  12. Tell the students that they are going to make a very special table and take action to help bring food to hungry children. Describe the project "What Will You Bring to the Table?" and the possible ways to carry it out. For example, they may paint a new or old table to look like a work of art and display it in the community along with information on how the community can bring something to the table for children who are hungry. Or, your class may set up a table in the gym and invite families to donate canned goods or money for the local food bank. The table may be a meeting place for groups to talk about the issue of child hunger and propose solutions. The students can plan how to decorate the table and make posters telling about the food drive. Or students may make models of tables with pre-printed facts about childhood hunger in the United States and ideas for people to take action. Be creative to address a local or national hunger need.

  13. Teacher Note: Using the Food Bank Locator, locate food banks in the community that the class might consider partnering with to help with the food drive project. This site also tells about the hunger statistics in your community. https://map.feedingamerica.org

  14. Guide the students as they plan their project and set goals. Preparation for their service should include contacting partners, gathering supplies, determining what volunteers will do, and communicating their plan and inviting others to get involved in the action (marketing and social media).

  15. Days Three and Beyond


  16. Get started on taking action and carry out the table project over several days and weeks. Engage the students in critical thinking and problem solving as questions and challenges arise. Help them recognize that they are making a difference.

  17. As students work on the hunger project centered around a table, they can document what they are doing, keep graphs and records of food collected and donated, if you are collecting treasure.

  18. Reflection:

  19. Reflect with students daily on how it is going, what needs to be done, and how they feel about their work. Work on this project while you continue to learn about child hunger and reflect on progress and what the students are doing. Have students sit around a table to discuss what time, talent, and treasure people can "bring to the table" to reduce child hunger. Discuss the class results. Sample questions: How do you feel about what you are bringing to the table? Why is a table a good place to discuss hunger and bring the community together? Is our project important or making a differnce to children who are hungry?

  20. Demonstration:

  21. After the project is complete, involve the students in reporting on the project in a formal demonstration that may include delivering supplies, thanking people who helped, and creatively demonstrating the success of the project. Be sure to tell the media and school community about the success. The demonstration may include a display of numbers and student work on the table. Invite families to view the demonstration, which may be a presentation or display.

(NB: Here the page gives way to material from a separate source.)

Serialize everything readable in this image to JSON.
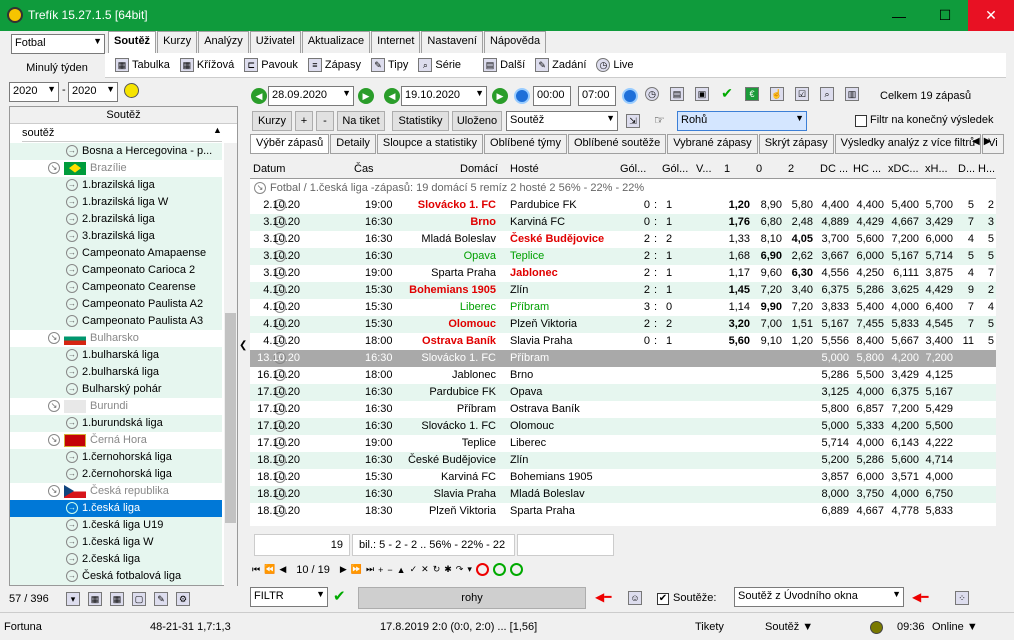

Use the handout "Assessment of Service-Learning" to evaluate the service-learning process. This is a good documentation tool to help you recognize what went well and what you would like to improve in the next service-learning experience.


Read: A jogger was running along the ocean shore early one morning. He was surprised to see that the tide had brought in and stranded thousands of starfish on the beach. He came upon a man tossing the starfish one-by-one back into the sea in an effort to save them from sure death. The jogger asked the man what difference his actions made against such impossible odds. The man held up another starfish, and said as he turned to toss it back into the sea, ”It makes a difference to this one!”

Write: Realizing that one in five children in the United States are hungry, what difference can the work of one small group of young people make? In what way is our hunger project like the man tossing back the starfish? To whom are we making a difference?